For the data that follows, report how many lines contain the word "your", and nothing else.
*** Opening Dataset records ***
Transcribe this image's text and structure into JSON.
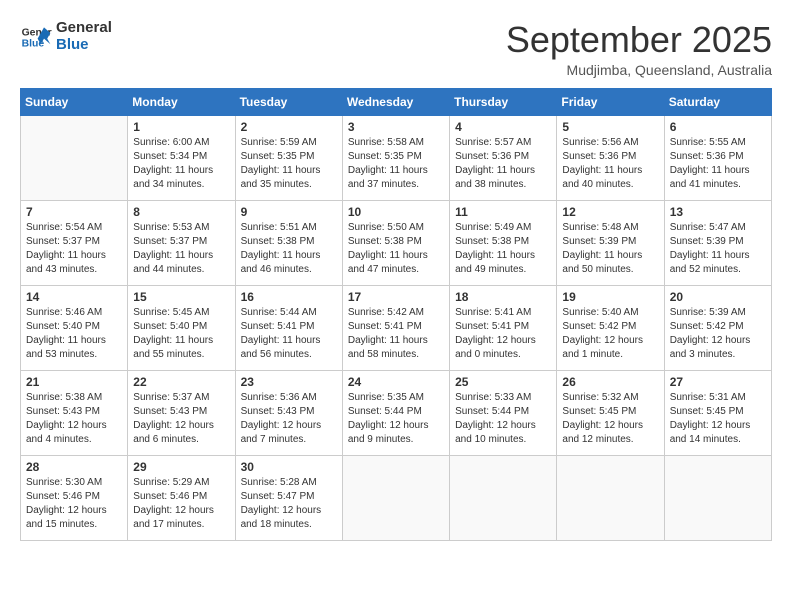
{
  "logo": {
    "line1": "General",
    "line2": "Blue"
  },
  "title": "September 2025",
  "subtitle": "Mudjimba, Queensland, Australia",
  "days_header": [
    "Sunday",
    "Monday",
    "Tuesday",
    "Wednesday",
    "Thursday",
    "Friday",
    "Saturday"
  ],
  "weeks": [
    [
      {
        "day": "",
        "info": ""
      },
      {
        "day": "1",
        "info": "Sunrise: 6:00 AM\nSunset: 5:34 PM\nDaylight: 11 hours\nand 34 minutes."
      },
      {
        "day": "2",
        "info": "Sunrise: 5:59 AM\nSunset: 5:35 PM\nDaylight: 11 hours\nand 35 minutes."
      },
      {
        "day": "3",
        "info": "Sunrise: 5:58 AM\nSunset: 5:35 PM\nDaylight: 11 hours\nand 37 minutes."
      },
      {
        "day": "4",
        "info": "Sunrise: 5:57 AM\nSunset: 5:36 PM\nDaylight: 11 hours\nand 38 minutes."
      },
      {
        "day": "5",
        "info": "Sunrise: 5:56 AM\nSunset: 5:36 PM\nDaylight: 11 hours\nand 40 minutes."
      },
      {
        "day": "6",
        "info": "Sunrise: 5:55 AM\nSunset: 5:36 PM\nDaylight: 11 hours\nand 41 minutes."
      }
    ],
    [
      {
        "day": "7",
        "info": "Sunrise: 5:54 AM\nSunset: 5:37 PM\nDaylight: 11 hours\nand 43 minutes."
      },
      {
        "day": "8",
        "info": "Sunrise: 5:53 AM\nSunset: 5:37 PM\nDaylight: 11 hours\nand 44 minutes."
      },
      {
        "day": "9",
        "info": "Sunrise: 5:51 AM\nSunset: 5:38 PM\nDaylight: 11 hours\nand 46 minutes."
      },
      {
        "day": "10",
        "info": "Sunrise: 5:50 AM\nSunset: 5:38 PM\nDaylight: 11 hours\nand 47 minutes."
      },
      {
        "day": "11",
        "info": "Sunrise: 5:49 AM\nSunset: 5:38 PM\nDaylight: 11 hours\nand 49 minutes."
      },
      {
        "day": "12",
        "info": "Sunrise: 5:48 AM\nSunset: 5:39 PM\nDaylight: 11 hours\nand 50 minutes."
      },
      {
        "day": "13",
        "info": "Sunrise: 5:47 AM\nSunset: 5:39 PM\nDaylight: 11 hours\nand 52 minutes."
      }
    ],
    [
      {
        "day": "14",
        "info": "Sunrise: 5:46 AM\nSunset: 5:40 PM\nDaylight: 11 hours\nand 53 minutes."
      },
      {
        "day": "15",
        "info": "Sunrise: 5:45 AM\nSunset: 5:40 PM\nDaylight: 11 hours\nand 55 minutes."
      },
      {
        "day": "16",
        "info": "Sunrise: 5:44 AM\nSunset: 5:41 PM\nDaylight: 11 hours\nand 56 minutes."
      },
      {
        "day": "17",
        "info": "Sunrise: 5:42 AM\nSunset: 5:41 PM\nDaylight: 11 hours\nand 58 minutes."
      },
      {
        "day": "18",
        "info": "Sunrise: 5:41 AM\nSunset: 5:41 PM\nDaylight: 12 hours\nand 0 minutes."
      },
      {
        "day": "19",
        "info": "Sunrise: 5:40 AM\nSunset: 5:42 PM\nDaylight: 12 hours\nand 1 minute."
      },
      {
        "day": "20",
        "info": "Sunrise: 5:39 AM\nSunset: 5:42 PM\nDaylight: 12 hours\nand 3 minutes."
      }
    ],
    [
      {
        "day": "21",
        "info": "Sunrise: 5:38 AM\nSunset: 5:43 PM\nDaylight: 12 hours\nand 4 minutes."
      },
      {
        "day": "22",
        "info": "Sunrise: 5:37 AM\nSunset: 5:43 PM\nDaylight: 12 hours\nand 6 minutes."
      },
      {
        "day": "23",
        "info": "Sunrise: 5:36 AM\nSunset: 5:43 PM\nDaylight: 12 hours\nand 7 minutes."
      },
      {
        "day": "24",
        "info": "Sunrise: 5:35 AM\nSunset: 5:44 PM\nDaylight: 12 hours\nand 9 minutes."
      },
      {
        "day": "25",
        "info": "Sunrise: 5:33 AM\nSunset: 5:44 PM\nDaylight: 12 hours\nand 10 minutes."
      },
      {
        "day": "26",
        "info": "Sunrise: 5:32 AM\nSunset: 5:45 PM\nDaylight: 12 hours\nand 12 minutes."
      },
      {
        "day": "27",
        "info": "Sunrise: 5:31 AM\nSunset: 5:45 PM\nDaylight: 12 hours\nand 14 minutes."
      }
    ],
    [
      {
        "day": "28",
        "info": "Sunrise: 5:30 AM\nSunset: 5:46 PM\nDaylight: 12 hours\nand 15 minutes."
      },
      {
        "day": "29",
        "info": "Sunrise: 5:29 AM\nSunset: 5:46 PM\nDaylight: 12 hours\nand 17 minutes."
      },
      {
        "day": "30",
        "info": "Sunrise: 5:28 AM\nSunset: 5:47 PM\nDaylight: 12 hours\nand 18 minutes."
      },
      {
        "day": "",
        "info": ""
      },
      {
        "day": "",
        "info": ""
      },
      {
        "day": "",
        "info": ""
      },
      {
        "day": "",
        "info": ""
      }
    ]
  ]
}
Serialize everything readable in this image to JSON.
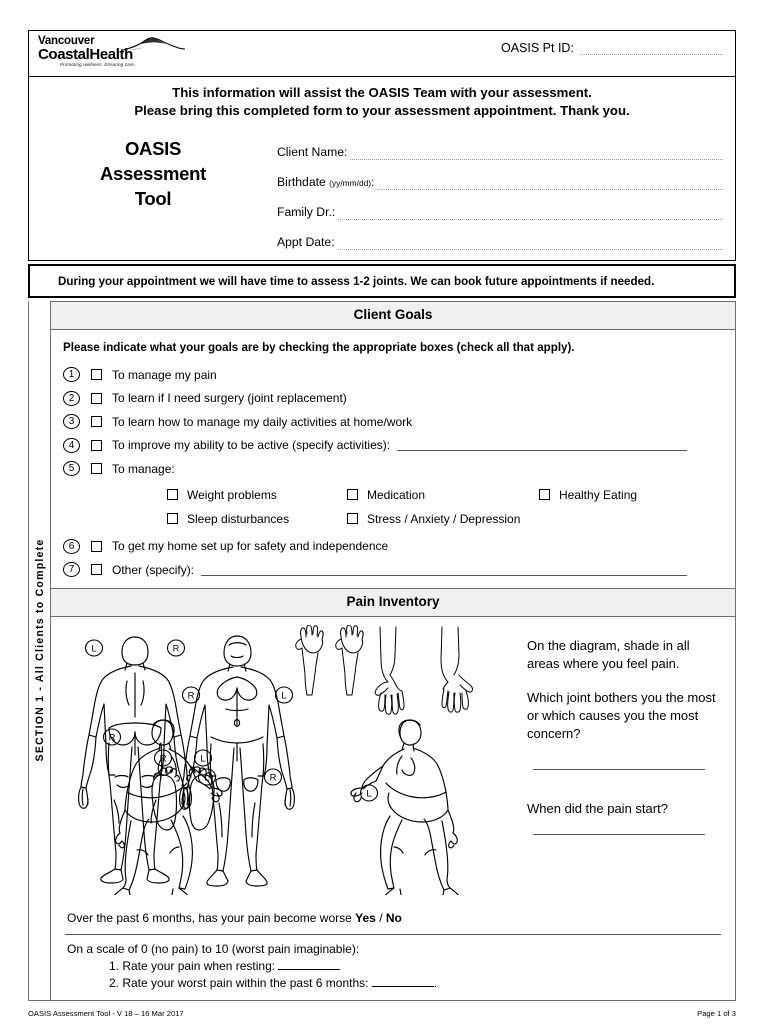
{
  "header": {
    "logo_line1": "Vancouver",
    "logo_line2_a": "Coastal",
    "logo_line2_b": "Health",
    "logo_tagline": "Promoting wellness. Ensuring care.",
    "pt_id_label": "OASIS Pt ID:"
  },
  "banner": {
    "line1": "This information will assist the OASIS Team with your assessment.",
    "line2": "Please bring this completed form to your assessment appointment. Thank you."
  },
  "title": {
    "line1": "OASIS",
    "line2": "Assessment",
    "line3": "Tool"
  },
  "fields": [
    {
      "label": "Client Name:",
      "small": "",
      "value": ""
    },
    {
      "label": "Birthdate",
      "small": "(yy/mm/dd)",
      "suffix": ":",
      "value": ""
    },
    {
      "label": "Family Dr.:",
      "small": "",
      "value": ""
    },
    {
      "label": "Appt Date:",
      "small": "",
      "value": ""
    }
  ],
  "notice": "During your appointment we will have time to assess 1-2 joints. We can book future appointments if needed.",
  "sidebar": {
    "label": "SECTION 1  -  All Clients to Complete"
  },
  "client_goals": {
    "header": "Client Goals",
    "intro": "Please indicate what your goals are by checking the appropriate boxes (check all that apply).",
    "items": [
      {
        "num": "1",
        "label": "To manage my pain",
        "has_fill": false
      },
      {
        "num": "2",
        "label": "To learn if I need surgery (joint replacement)",
        "has_fill": false
      },
      {
        "num": "3",
        "label": "To learn how to manage my daily activities at home/work",
        "has_fill": false
      },
      {
        "num": "4",
        "label": "To improve my ability to be active (specify activities):",
        "has_fill": true
      },
      {
        "num": "5",
        "label": "To manage:",
        "has_fill": false
      },
      {
        "num": "6",
        "label": "To get my home set up for safety and independence",
        "has_fill": false
      },
      {
        "num": "7",
        "label": "Other (specify):",
        "has_fill": true
      }
    ],
    "sub_options": [
      [
        "Weight problems",
        "Medication",
        "Healthy Eating"
      ],
      [
        "Sleep disturbances",
        "Stress / Anxiety / Depression",
        ""
      ]
    ]
  },
  "pain_inventory": {
    "header": "Pain Inventory",
    "instruction": "On the diagram, shade in all areas where you feel pain.",
    "question1": "Which joint bothers you the most or which causes you the most concern?",
    "question2": "When did the pain start?",
    "worse_q_a": "Over the past 6 months, has your pain become worse ",
    "worse_yes": "Yes",
    "worse_sep": " / ",
    "worse_no": "No",
    "scale_intro": "On a scale of 0 (no pain) to 10 (worst pain imaginable):",
    "scale_q1": "1. Rate your pain when resting:",
    "scale_q2a": "2. Rate your worst pain within the past 6 months:",
    "scale_q2b": ".",
    "figure_labels": {
      "back_left": "L",
      "back_right": "R",
      "front_right": "R",
      "front_left": "L",
      "foot_right": "R",
      "foot_left": "L",
      "side_a_right": "R",
      "side_a_left": "L",
      "side_b_right": "R",
      "side_b_left": "L"
    }
  },
  "footer": {
    "left": "OASIS Assessment Tool - V 18 – 16 Mar 2017",
    "right": "Page 1 of 3"
  }
}
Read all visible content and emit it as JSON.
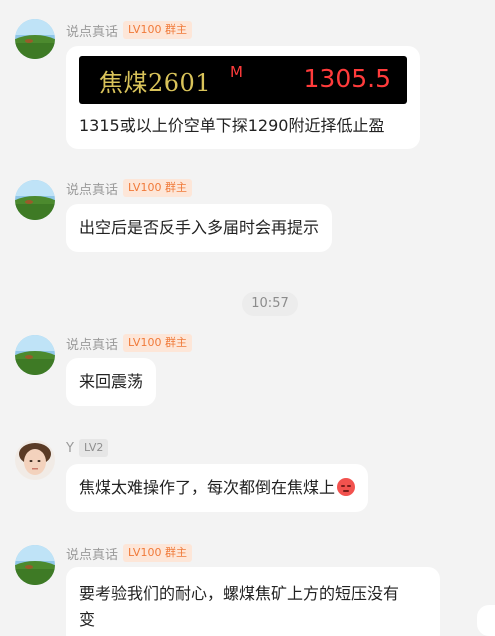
{
  "messages": [
    {
      "sender": "说点真话",
      "badge": "LV100 群主",
      "ticker": {
        "name": "焦煤2601",
        "flag": "M",
        "price": "1305.5"
      },
      "text": "1315或以上价空单下探1290附近择低止盈"
    },
    {
      "sender": "说点真话",
      "badge": "LV100 群主",
      "text": "出空后是否反手入多届时会再提示"
    },
    {
      "sender": "说点真话",
      "badge": "LV100 群主",
      "text": "来回震荡"
    },
    {
      "sender": "Y",
      "badge": "LV2",
      "text": "焦煤太难操作了，每次都倒在焦煤上",
      "emoji": "angry-face-emoji"
    },
    {
      "sender": "说点真话",
      "badge": "LV100 群主",
      "text_line1": "要考验我们的耐心，螺煤焦矿上方的短压没有",
      "text_line2": "变"
    }
  ],
  "timestamp": "10:57",
  "colors": {
    "background": "#f3f3f3",
    "bubble": "#ffffff",
    "owner_badge_bg": "#fde6d8",
    "owner_badge_text": "#f07a3a",
    "ticker_bg": "#000000",
    "ticker_name": "#d9c35a",
    "ticker_price": "#ff3b3b"
  }
}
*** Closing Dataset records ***
_Output for this task_
7